BEGIN Supplied records

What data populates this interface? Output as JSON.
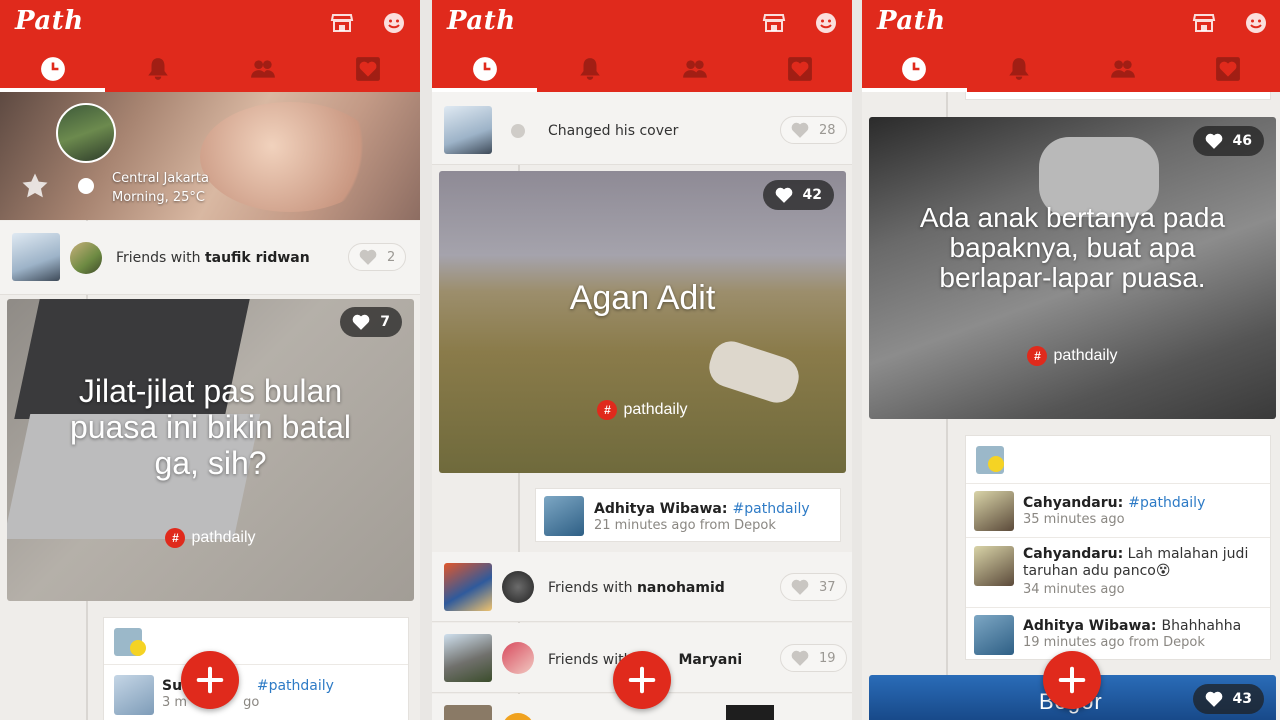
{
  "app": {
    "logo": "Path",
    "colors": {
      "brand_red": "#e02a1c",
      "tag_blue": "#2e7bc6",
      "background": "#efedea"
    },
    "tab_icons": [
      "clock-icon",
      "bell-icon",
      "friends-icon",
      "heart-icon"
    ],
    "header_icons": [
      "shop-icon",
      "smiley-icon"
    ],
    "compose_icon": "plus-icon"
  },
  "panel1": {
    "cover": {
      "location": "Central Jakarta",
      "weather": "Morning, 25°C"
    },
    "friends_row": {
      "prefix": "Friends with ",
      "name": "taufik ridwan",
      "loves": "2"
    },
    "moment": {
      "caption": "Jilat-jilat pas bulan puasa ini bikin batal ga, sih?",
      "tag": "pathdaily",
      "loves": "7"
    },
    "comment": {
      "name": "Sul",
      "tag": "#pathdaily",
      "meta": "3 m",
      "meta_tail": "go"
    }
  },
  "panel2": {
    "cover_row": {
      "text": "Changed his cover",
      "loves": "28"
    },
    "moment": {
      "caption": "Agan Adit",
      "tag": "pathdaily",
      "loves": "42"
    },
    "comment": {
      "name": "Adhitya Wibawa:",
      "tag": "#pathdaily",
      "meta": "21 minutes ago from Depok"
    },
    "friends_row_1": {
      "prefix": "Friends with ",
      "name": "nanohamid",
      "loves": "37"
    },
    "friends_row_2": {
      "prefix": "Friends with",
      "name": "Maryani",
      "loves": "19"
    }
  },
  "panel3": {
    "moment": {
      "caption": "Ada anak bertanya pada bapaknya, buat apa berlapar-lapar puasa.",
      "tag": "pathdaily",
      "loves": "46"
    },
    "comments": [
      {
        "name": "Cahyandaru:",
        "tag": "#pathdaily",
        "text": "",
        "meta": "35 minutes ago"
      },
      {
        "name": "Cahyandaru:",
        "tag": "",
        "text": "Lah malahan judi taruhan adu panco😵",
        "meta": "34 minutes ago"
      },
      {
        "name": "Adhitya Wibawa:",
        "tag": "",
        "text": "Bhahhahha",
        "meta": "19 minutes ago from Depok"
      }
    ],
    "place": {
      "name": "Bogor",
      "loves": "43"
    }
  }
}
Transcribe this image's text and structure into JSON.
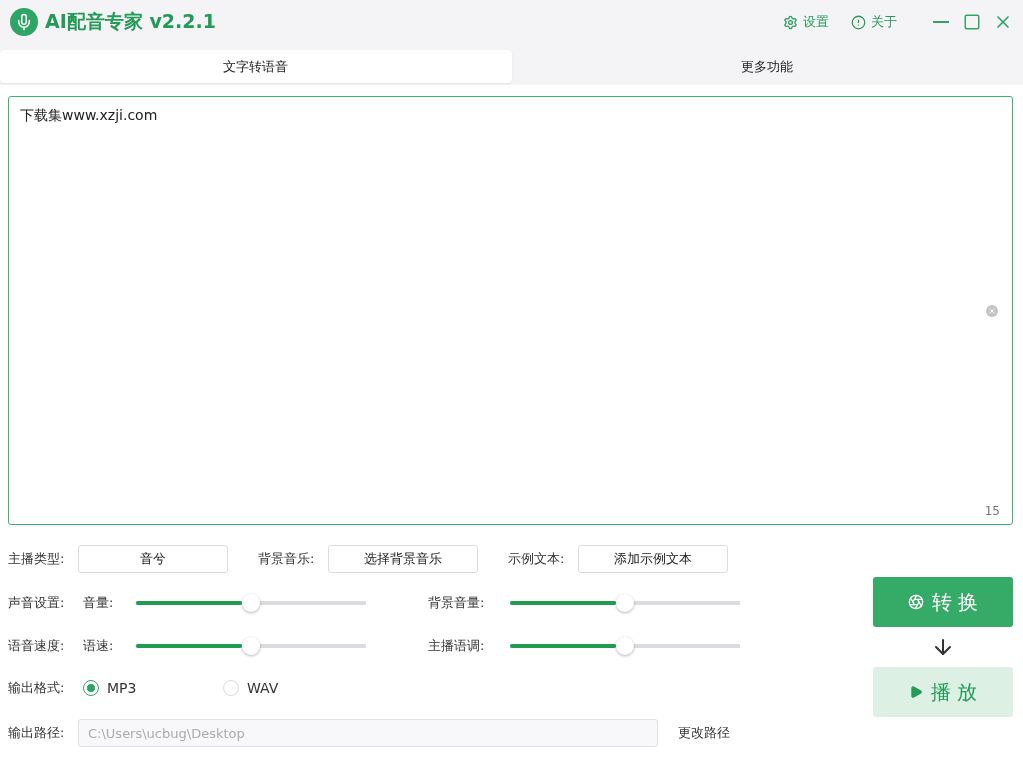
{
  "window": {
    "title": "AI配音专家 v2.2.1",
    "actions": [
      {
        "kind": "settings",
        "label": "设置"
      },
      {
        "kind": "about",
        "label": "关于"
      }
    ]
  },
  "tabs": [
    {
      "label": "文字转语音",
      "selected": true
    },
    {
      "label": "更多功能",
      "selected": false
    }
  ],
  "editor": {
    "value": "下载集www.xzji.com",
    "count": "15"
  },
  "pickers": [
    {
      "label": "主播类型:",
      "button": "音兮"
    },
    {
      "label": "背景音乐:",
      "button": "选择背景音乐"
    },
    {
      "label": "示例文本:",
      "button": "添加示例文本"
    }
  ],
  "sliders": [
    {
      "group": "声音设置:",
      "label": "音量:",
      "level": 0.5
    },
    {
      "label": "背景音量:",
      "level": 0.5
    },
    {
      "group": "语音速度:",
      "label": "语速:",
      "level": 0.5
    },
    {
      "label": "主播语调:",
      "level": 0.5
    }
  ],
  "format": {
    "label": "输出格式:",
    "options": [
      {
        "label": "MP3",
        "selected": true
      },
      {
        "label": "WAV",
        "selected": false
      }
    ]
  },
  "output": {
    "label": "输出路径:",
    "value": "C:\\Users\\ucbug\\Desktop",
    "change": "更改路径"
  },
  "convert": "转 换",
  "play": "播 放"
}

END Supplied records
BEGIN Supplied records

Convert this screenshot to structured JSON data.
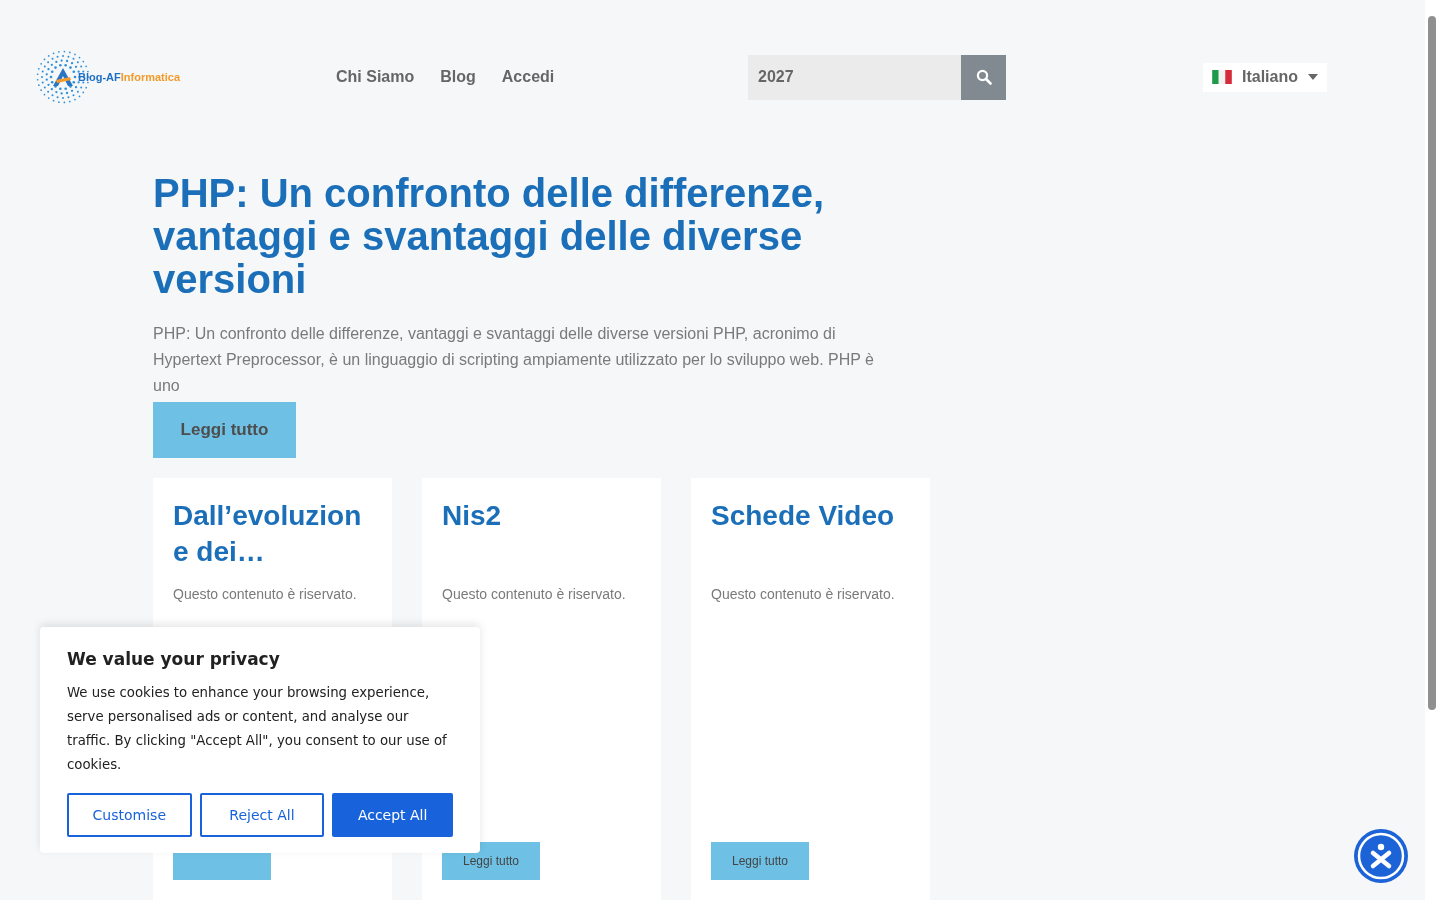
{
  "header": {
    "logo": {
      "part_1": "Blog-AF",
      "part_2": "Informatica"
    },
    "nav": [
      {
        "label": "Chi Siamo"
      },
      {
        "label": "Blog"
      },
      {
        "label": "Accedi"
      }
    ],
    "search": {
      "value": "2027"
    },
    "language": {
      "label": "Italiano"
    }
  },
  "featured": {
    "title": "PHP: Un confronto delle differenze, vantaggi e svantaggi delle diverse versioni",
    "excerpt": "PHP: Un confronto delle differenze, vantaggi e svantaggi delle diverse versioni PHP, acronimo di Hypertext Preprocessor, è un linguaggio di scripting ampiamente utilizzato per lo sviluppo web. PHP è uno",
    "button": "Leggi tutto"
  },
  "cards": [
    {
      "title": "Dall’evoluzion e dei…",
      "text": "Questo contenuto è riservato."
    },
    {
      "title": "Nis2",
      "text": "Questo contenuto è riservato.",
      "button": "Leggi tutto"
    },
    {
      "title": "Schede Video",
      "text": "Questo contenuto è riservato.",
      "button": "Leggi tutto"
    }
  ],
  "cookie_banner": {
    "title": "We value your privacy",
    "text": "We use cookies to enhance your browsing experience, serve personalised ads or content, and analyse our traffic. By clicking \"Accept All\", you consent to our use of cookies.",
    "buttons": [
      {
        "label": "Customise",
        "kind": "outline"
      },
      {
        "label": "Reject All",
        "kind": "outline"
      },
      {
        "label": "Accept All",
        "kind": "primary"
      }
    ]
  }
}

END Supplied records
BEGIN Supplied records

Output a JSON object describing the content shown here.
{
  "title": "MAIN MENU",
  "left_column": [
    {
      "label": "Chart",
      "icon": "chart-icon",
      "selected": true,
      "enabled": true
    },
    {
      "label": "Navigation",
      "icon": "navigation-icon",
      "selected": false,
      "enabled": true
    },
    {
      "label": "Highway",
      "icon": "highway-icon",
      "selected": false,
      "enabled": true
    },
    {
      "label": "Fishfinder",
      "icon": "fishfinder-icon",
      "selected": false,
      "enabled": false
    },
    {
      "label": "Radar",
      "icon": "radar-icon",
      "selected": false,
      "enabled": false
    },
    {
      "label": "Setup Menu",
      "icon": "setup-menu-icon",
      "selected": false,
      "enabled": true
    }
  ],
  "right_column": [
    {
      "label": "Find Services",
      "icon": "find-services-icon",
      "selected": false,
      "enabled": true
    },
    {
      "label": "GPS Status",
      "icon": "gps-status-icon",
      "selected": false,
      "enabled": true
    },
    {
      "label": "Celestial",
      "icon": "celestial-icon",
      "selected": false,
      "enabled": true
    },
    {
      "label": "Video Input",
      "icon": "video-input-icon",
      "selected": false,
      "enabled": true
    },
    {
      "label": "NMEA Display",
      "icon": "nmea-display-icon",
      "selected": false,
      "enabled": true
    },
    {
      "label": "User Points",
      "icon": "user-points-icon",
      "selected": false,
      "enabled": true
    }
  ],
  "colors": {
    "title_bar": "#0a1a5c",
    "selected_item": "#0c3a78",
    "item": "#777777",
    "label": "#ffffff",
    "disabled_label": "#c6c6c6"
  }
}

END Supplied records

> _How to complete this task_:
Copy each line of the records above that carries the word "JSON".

> _Solution for this exercise_:
What data populates this interface? Output as JSON.
Transcribe this image's text and structure into JSON.
Convert this screenshot to structured JSON data.
Output a JSON object describing the content shown here.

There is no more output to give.